# PROBLEM STATEMENT:
Only lines containing the string "JSON" belong in the answer; copy all of them from the entries.

Stored items from a collection
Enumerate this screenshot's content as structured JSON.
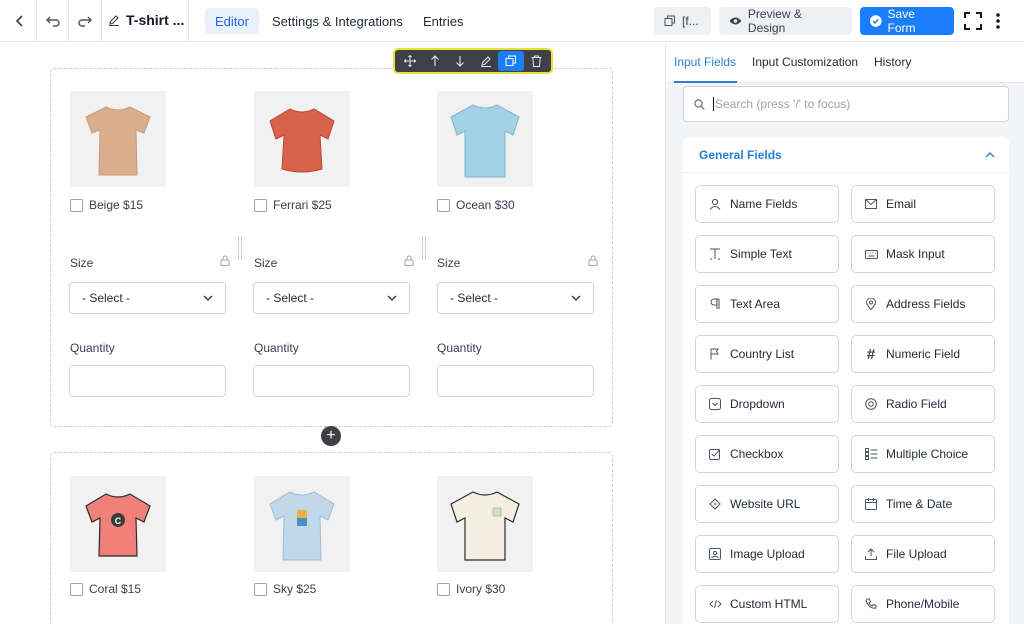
{
  "topbar": {
    "form_title": "T-shirt ...",
    "tabs": [
      {
        "label": "Editor",
        "active": true
      },
      {
        "label": "Settings & Integrations",
        "active": false
      },
      {
        "label": "Entries",
        "active": false
      }
    ],
    "shortcode_label": "[f...",
    "preview_label": "Preview & Design",
    "save_label": "Save Form"
  },
  "toolbar": {
    "icons": [
      "move-icon",
      "arrow-up-icon",
      "arrow-down-icon",
      "edit-icon",
      "duplicate-icon",
      "trash-icon"
    ]
  },
  "rows": [
    {
      "products": [
        {
          "label": "Beige $15",
          "color": "#d9ae8c"
        },
        {
          "label": "Ferrari $25",
          "color": "#d9614a"
        },
        {
          "label": "Ocean $30",
          "color": "#a2d2e5"
        }
      ],
      "size_label": "Size",
      "select_placeholder": "- Select -",
      "quantity_label": "Quantity"
    },
    {
      "products": [
        {
          "label": "Coral $15",
          "color": "#f2807a"
        },
        {
          "label": "Sky $25",
          "color": "#c0d8ea"
        },
        {
          "label": "Ivory $30",
          "color": "#f3efe2"
        }
      ]
    }
  ],
  "sidebar": {
    "tabs": [
      {
        "label": "Input Fields",
        "active": true
      },
      {
        "label": "Input Customization",
        "active": false
      },
      {
        "label": "History",
        "active": false
      }
    ],
    "search_placeholder": "Search (press '/' to focus)",
    "section_title": "General Fields",
    "fields": [
      {
        "label": "Name Fields",
        "icon": "user-icon"
      },
      {
        "label": "Email",
        "icon": "envelope-icon"
      },
      {
        "label": "Simple Text",
        "icon": "text-cursor-icon"
      },
      {
        "label": "Mask Input",
        "icon": "keyboard-icon"
      },
      {
        "label": "Text Area",
        "icon": "paragraph-icon"
      },
      {
        "label": "Address Fields",
        "icon": "location-pin-icon"
      },
      {
        "label": "Country List",
        "icon": "flag-icon"
      },
      {
        "label": "Numeric Field",
        "icon": "hash-icon"
      },
      {
        "label": "Dropdown",
        "icon": "dropdown-icon"
      },
      {
        "label": "Radio Field",
        "icon": "radio-icon"
      },
      {
        "label": "Checkbox",
        "icon": "checkbox-icon"
      },
      {
        "label": "Multiple Choice",
        "icon": "list-icon"
      },
      {
        "label": "Website URL",
        "icon": "link-icon"
      },
      {
        "label": "Time & Date",
        "icon": "calendar-icon"
      },
      {
        "label": "Image Upload",
        "icon": "image-icon"
      },
      {
        "label": "File Upload",
        "icon": "upload-icon"
      },
      {
        "label": "Custom HTML",
        "icon": "code-icon"
      },
      {
        "label": "Phone/Mobile",
        "icon": "phone-icon"
      }
    ]
  }
}
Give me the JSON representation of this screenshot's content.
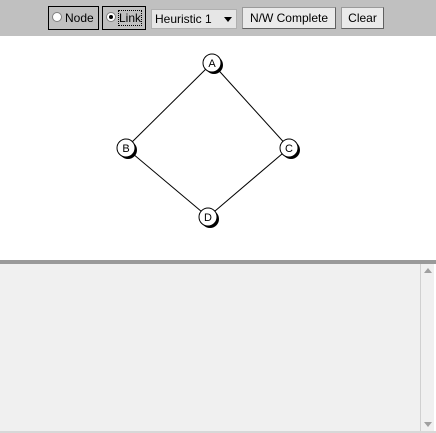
{
  "toolbar": {
    "mode_options": [
      {
        "label": "Node",
        "checked": false
      },
      {
        "label": "Link",
        "checked": true
      }
    ],
    "heuristic": {
      "selected": "Heuristic 1"
    },
    "nw_complete_label": "N/W Complete",
    "clear_label": "Clear"
  },
  "graph": {
    "nodes": [
      {
        "id": "A",
        "label": "A"
      },
      {
        "id": "B",
        "label": "B"
      },
      {
        "id": "C",
        "label": "C"
      },
      {
        "id": "D",
        "label": "D"
      }
    ],
    "edges": [
      [
        "A",
        "B"
      ],
      [
        "A",
        "C"
      ],
      [
        "B",
        "D"
      ],
      [
        "C",
        "D"
      ]
    ]
  },
  "output": {
    "text": ""
  }
}
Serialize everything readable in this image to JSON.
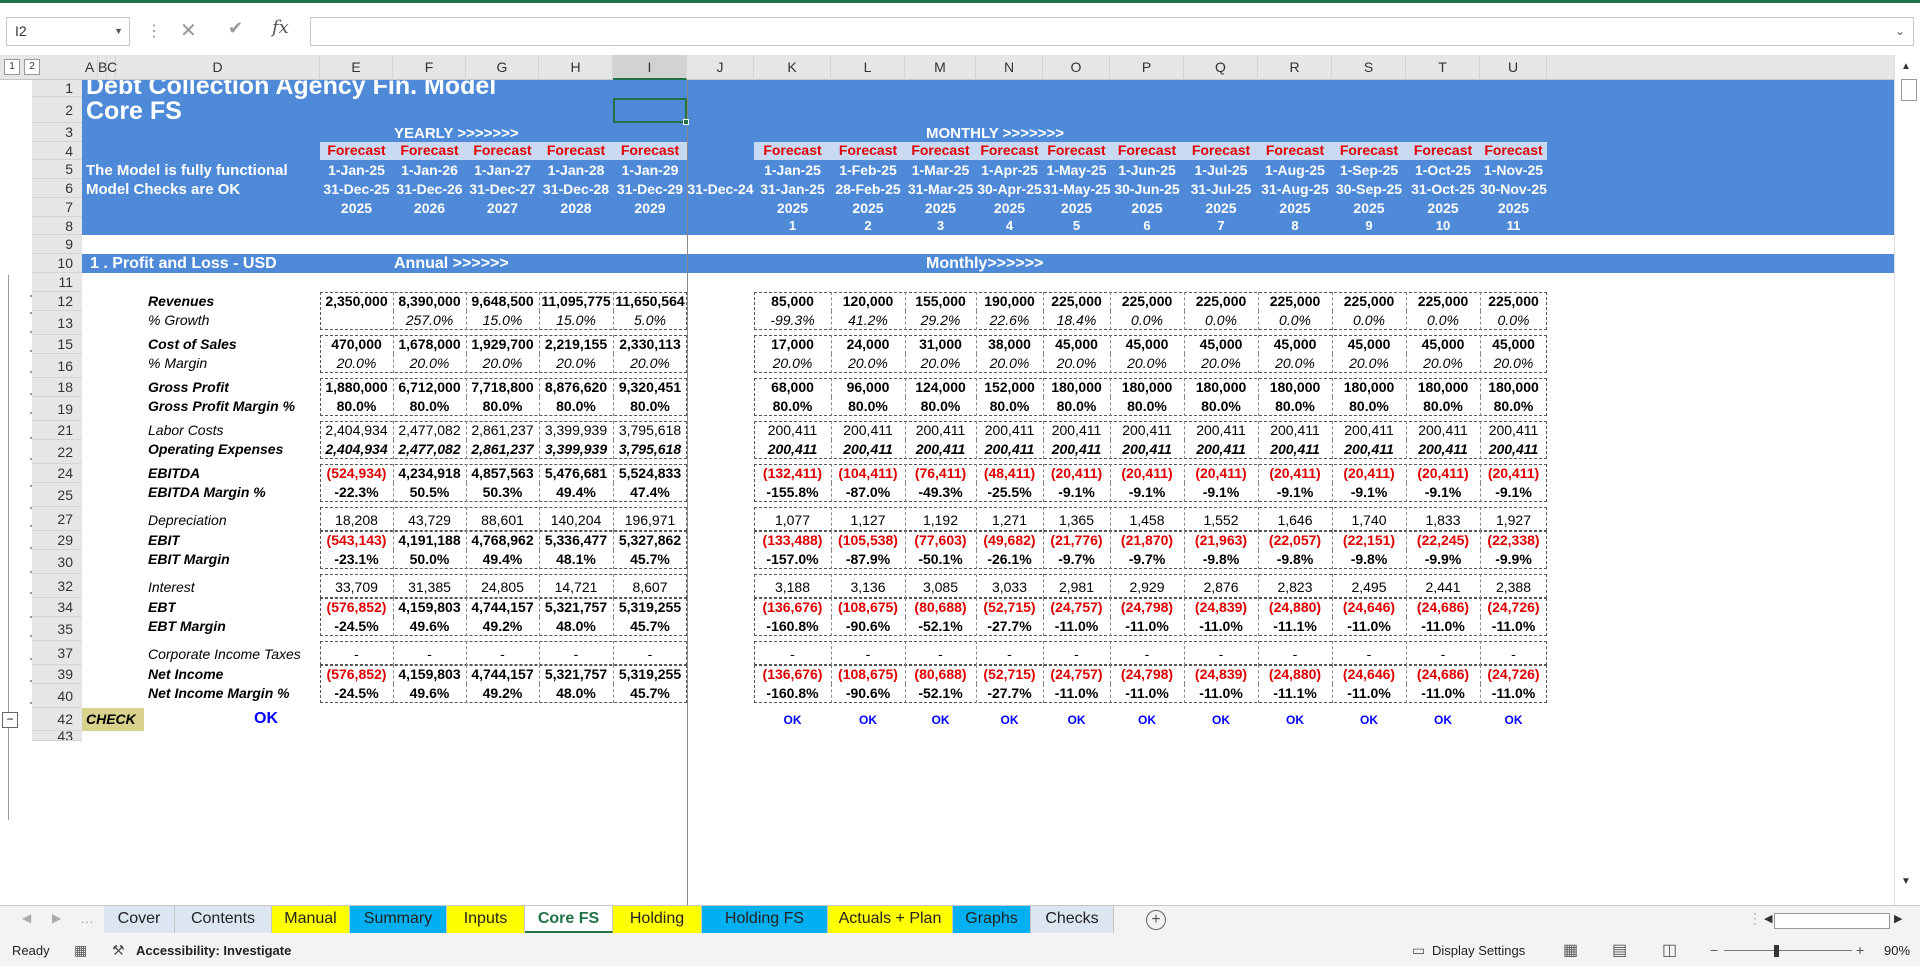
{
  "formula_bar": {
    "name_box": "I2",
    "fx": "fx",
    "formula": ""
  },
  "outline_levels": [
    "1",
    "2"
  ],
  "columns": [
    "A",
    "B",
    "C",
    "D",
    "E",
    "F",
    "G",
    "H",
    "I",
    "J",
    "K",
    "L",
    "M",
    "N",
    "O",
    "P",
    "Q",
    "R",
    "S",
    "T",
    "U"
  ],
  "rows": [
    "1",
    "2",
    "3",
    "4",
    "5",
    "6",
    "7",
    "8",
    "9",
    "10",
    "11",
    "12",
    "13",
    "15",
    "16",
    "18",
    "19",
    "21",
    "22",
    "24",
    "25",
    "27",
    "29",
    "30",
    "32",
    "34",
    "35",
    "37",
    "39",
    "40",
    "42",
    "43"
  ],
  "header": {
    "title1": "Debt Collection Agency Fin. Model",
    "title2": "Core FS",
    "yearly": "YEARLY >>>>>>>",
    "monthly": "MONTHLY >>>>>>>",
    "functional": "The Model is fully functional",
    "checks_ok": "Model Checks are OK",
    "j_date": "31-Dec-24",
    "forecast": "Forecast"
  },
  "yearly_cols": [
    {
      "start": "1-Jan-25",
      "end": "31-Dec-25",
      "year": "2025"
    },
    {
      "start": "1-Jan-26",
      "end": "31-Dec-26",
      "year": "2026"
    },
    {
      "start": "1-Jan-27",
      "end": "31-Dec-27",
      "year": "2027"
    },
    {
      "start": "1-Jan-28",
      "end": "31-Dec-28",
      "year": "2028"
    },
    {
      "start": "1-Jan-29",
      "end": "31-Dec-29",
      "year": "2029"
    }
  ],
  "monthly_cols": [
    {
      "start": "1-Jan-25",
      "end": "31-Jan-25",
      "year": "2025",
      "n": "1"
    },
    {
      "start": "1-Feb-25",
      "end": "28-Feb-25",
      "year": "2025",
      "n": "2"
    },
    {
      "start": "1-Mar-25",
      "end": "31-Mar-25",
      "year": "2025",
      "n": "3"
    },
    {
      "start": "1-Apr-25",
      "end": "30-Apr-25",
      "year": "2025",
      "n": "4"
    },
    {
      "start": "1-May-25",
      "end": "31-May-25",
      "year": "2025",
      "n": "5"
    },
    {
      "start": "1-Jun-25",
      "end": "30-Jun-25",
      "year": "2025",
      "n": "6"
    },
    {
      "start": "1-Jul-25",
      "end": "31-Jul-25",
      "year": "2025",
      "n": "7"
    },
    {
      "start": "1-Aug-25",
      "end": "31-Aug-25",
      "year": "2025",
      "n": "8"
    },
    {
      "start": "1-Sep-25",
      "end": "30-Sep-25",
      "year": "2025",
      "n": "9"
    },
    {
      "start": "1-Oct-25",
      "end": "31-Oct-25",
      "year": "2025",
      "n": "10"
    },
    {
      "start": "1-Nov-25",
      "end": "30-Nov-25",
      "year": "2025",
      "n": "11"
    }
  ],
  "section": {
    "title": "1 . Profit and Loss - USD",
    "annual": "Annual >>>>>>",
    "monthly": "Monthly>>>>>>"
  },
  "pl_rows": [
    {
      "label": "Revenues",
      "style": "lb",
      "vals": "b",
      "yearly": [
        "2,350,000",
        "8,390,000",
        "9,648,500",
        "11,095,775",
        "11,650,564"
      ],
      "monthly": [
        "85,000",
        "120,000",
        "155,000",
        "190,000",
        "225,000",
        "225,000",
        "225,000",
        "225,000",
        "225,000",
        "225,000",
        "225,000"
      ]
    },
    {
      "label": "% Growth",
      "style": "li",
      "vals": "i",
      "yearly": [
        "",
        "257.0%",
        "15.0%",
        "15.0%",
        "5.0%"
      ],
      "monthly": [
        "-99.3%",
        "41.2%",
        "29.2%",
        "22.6%",
        "18.4%",
        "0.0%",
        "0.0%",
        "0.0%",
        "0.0%",
        "0.0%",
        "0.0%"
      ]
    },
    {
      "label": "Cost of Sales",
      "style": "lb",
      "vals": "b",
      "yearly": [
        "470,000",
        "1,678,000",
        "1,929,700",
        "2,219,155",
        "2,330,113"
      ],
      "monthly": [
        "17,000",
        "24,000",
        "31,000",
        "38,000",
        "45,000",
        "45,000",
        "45,000",
        "45,000",
        "45,000",
        "45,000",
        "45,000"
      ]
    },
    {
      "label": "% Margin",
      "style": "li",
      "vals": "i",
      "yearly": [
        "20.0%",
        "20.0%",
        "20.0%",
        "20.0%",
        "20.0%"
      ],
      "monthly": [
        "20.0%",
        "20.0%",
        "20.0%",
        "20.0%",
        "20.0%",
        "20.0%",
        "20.0%",
        "20.0%",
        "20.0%",
        "20.0%",
        "20.0%"
      ]
    },
    {
      "label": "Gross Profit",
      "style": "lb",
      "vals": "b",
      "yearly": [
        "1,880,000",
        "6,712,000",
        "7,718,800",
        "8,876,620",
        "9,320,451"
      ],
      "monthly": [
        "68,000",
        "96,000",
        "124,000",
        "152,000",
        "180,000",
        "180,000",
        "180,000",
        "180,000",
        "180,000",
        "180,000",
        "180,000"
      ]
    },
    {
      "label": "Gross Profit Margin %",
      "style": "lb",
      "vals": "b",
      "yearly": [
        "80.0%",
        "80.0%",
        "80.0%",
        "80.0%",
        "80.0%"
      ],
      "monthly": [
        "80.0%",
        "80.0%",
        "80.0%",
        "80.0%",
        "80.0%",
        "80.0%",
        "80.0%",
        "80.0%",
        "80.0%",
        "80.0%",
        "80.0%"
      ]
    },
    {
      "label": "Labor Costs",
      "style": "li",
      "vals": "n",
      "yearly": [
        "2,404,934",
        "2,477,082",
        "2,861,237",
        "3,399,939",
        "3,795,618"
      ],
      "monthly": [
        "200,411",
        "200,411",
        "200,411",
        "200,411",
        "200,411",
        "200,411",
        "200,411",
        "200,411",
        "200,411",
        "200,411",
        "200,411"
      ]
    },
    {
      "label": "Operating Expenses",
      "style": "lb",
      "vals": "bi",
      "yearly": [
        "2,404,934",
        "2,477,082",
        "2,861,237",
        "3,399,939",
        "3,795,618"
      ],
      "monthly": [
        "200,411",
        "200,411",
        "200,411",
        "200,411",
        "200,411",
        "200,411",
        "200,411",
        "200,411",
        "200,411",
        "200,411",
        "200,411"
      ]
    },
    {
      "label": "EBITDA",
      "style": "lb",
      "vals": "b",
      "yearly": [
        "(524,934)",
        "4,234,918",
        "4,857,563",
        "5,476,681",
        "5,524,833"
      ],
      "monthly": [
        "(132,411)",
        "(104,411)",
        "(76,411)",
        "(48,411)",
        "(20,411)",
        "(20,411)",
        "(20,411)",
        "(20,411)",
        "(20,411)",
        "(20,411)",
        "(20,411)"
      ]
    },
    {
      "label": "EBITDA Margin %",
      "style": "lb",
      "vals": "b",
      "yearly": [
        "-22.3%",
        "50.5%",
        "50.3%",
        "49.4%",
        "47.4%"
      ],
      "monthly": [
        "-155.8%",
        "-87.0%",
        "-49.3%",
        "-25.5%",
        "-9.1%",
        "-9.1%",
        "-9.1%",
        "-9.1%",
        "-9.1%",
        "-9.1%",
        "-9.1%"
      ]
    },
    {
      "label": "Depreciation",
      "style": "li",
      "vals": "n",
      "yearly": [
        "18,208",
        "43,729",
        "88,601",
        "140,204",
        "196,971"
      ],
      "monthly": [
        "1,077",
        "1,127",
        "1,192",
        "1,271",
        "1,365",
        "1,458",
        "1,552",
        "1,646",
        "1,740",
        "1,833",
        "1,927"
      ]
    },
    {
      "label": "EBIT",
      "style": "lb",
      "vals": "b",
      "yearly": [
        "(543,143)",
        "4,191,188",
        "4,768,962",
        "5,336,477",
        "5,327,862"
      ],
      "monthly": [
        "(133,488)",
        "(105,538)",
        "(77,603)",
        "(49,682)",
        "(21,776)",
        "(21,870)",
        "(21,963)",
        "(22,057)",
        "(22,151)",
        "(22,245)",
        "(22,338)"
      ]
    },
    {
      "label": "EBIT Margin",
      "style": "lb",
      "vals": "b",
      "yearly": [
        "-23.1%",
        "50.0%",
        "49.4%",
        "48.1%",
        "45.7%"
      ],
      "monthly": [
        "-157.0%",
        "-87.9%",
        "-50.1%",
        "-26.1%",
        "-9.7%",
        "-9.7%",
        "-9.8%",
        "-9.8%",
        "-9.8%",
        "-9.9%",
        "-9.9%"
      ]
    },
    {
      "label": "Interest",
      "style": "li",
      "vals": "n",
      "yearly": [
        "33,709",
        "31,385",
        "24,805",
        "14,721",
        "8,607"
      ],
      "monthly": [
        "3,188",
        "3,136",
        "3,085",
        "3,033",
        "2,981",
        "2,929",
        "2,876",
        "2,823",
        "2,495",
        "2,441",
        "2,388"
      ]
    },
    {
      "label": "EBT",
      "style": "lb",
      "vals": "b",
      "yearly": [
        "(576,852)",
        "4,159,803",
        "4,744,157",
        "5,321,757",
        "5,319,255"
      ],
      "monthly": [
        "(136,676)",
        "(108,675)",
        "(80,688)",
        "(52,715)",
        "(24,757)",
        "(24,798)",
        "(24,839)",
        "(24,880)",
        "(24,646)",
        "(24,686)",
        "(24,726)"
      ]
    },
    {
      "label": "EBT Margin",
      "style": "lb",
      "vals": "b",
      "yearly": [
        "-24.5%",
        "49.6%",
        "49.2%",
        "48.0%",
        "45.7%"
      ],
      "monthly": [
        "-160.8%",
        "-90.6%",
        "-52.1%",
        "-27.7%",
        "-11.0%",
        "-11.0%",
        "-11.0%",
        "-11.1%",
        "-11.0%",
        "-11.0%",
        "-11.0%"
      ]
    },
    {
      "label": "Corporate Income Taxes",
      "style": "li",
      "vals": "n",
      "yearly": [
        "-",
        "-",
        "-",
        "-",
        "-"
      ],
      "monthly": [
        "-",
        "-",
        "-",
        "-",
        "-",
        "-",
        "-",
        "-",
        "-",
        "-",
        "-"
      ]
    },
    {
      "label": "Net Income",
      "style": "lb",
      "vals": "b",
      "yearly": [
        "(576,852)",
        "4,159,803",
        "4,744,157",
        "5,321,757",
        "5,319,255"
      ],
      "monthly": [
        "(136,676)",
        "(108,675)",
        "(80,688)",
        "(52,715)",
        "(24,757)",
        "(24,798)",
        "(24,839)",
        "(24,880)",
        "(24,646)",
        "(24,686)",
        "(24,726)"
      ]
    },
    {
      "label": "Net Income Margin %",
      "style": "lb",
      "vals": "b",
      "yearly": [
        "-24.5%",
        "49.6%",
        "49.2%",
        "48.0%",
        "45.7%"
      ],
      "monthly": [
        "-160.8%",
        "-90.6%",
        "-52.1%",
        "-27.7%",
        "-11.0%",
        "-11.0%",
        "-11.0%",
        "-11.1%",
        "-11.0%",
        "-11.0%",
        "-11.0%"
      ]
    }
  ],
  "check": {
    "label": "CHECK",
    "value": "OK",
    "monthly": "OK"
  },
  "tabs": [
    {
      "label": "Cover",
      "color": "#dce6f1"
    },
    {
      "label": "Contents",
      "color": "#dce6f1"
    },
    {
      "label": "Manual",
      "color": "#ffff00"
    },
    {
      "label": "Summary",
      "color": "#00b0f0"
    },
    {
      "label": "Inputs",
      "color": "#ffff00"
    },
    {
      "label": "Core FS",
      "color": "#ffffff"
    },
    {
      "label": "Holding",
      "color": "#ffff00"
    },
    {
      "label": "Holding FS",
      "color": "#00b0f0"
    },
    {
      "label": "Actuals + Plan",
      "color": "#ffff00"
    },
    {
      "label": "Graphs",
      "color": "#00b0f0"
    },
    {
      "label": "Checks",
      "color": "#dce6f1"
    }
  ],
  "status": {
    "ready": "Ready",
    "accessibility": "Accessibility: Investigate",
    "display": "Display Settings",
    "zoom": "90%"
  },
  "colors": {
    "band": "#4f8ad8",
    "accent": "#217346",
    "negative": "#e00000"
  }
}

# COMPLETED EXERCISE:
Enumerate this screenshot's content as structured JSON.
Give me the JSON representation of this screenshot's content.
Serialize everything readable in this image to JSON.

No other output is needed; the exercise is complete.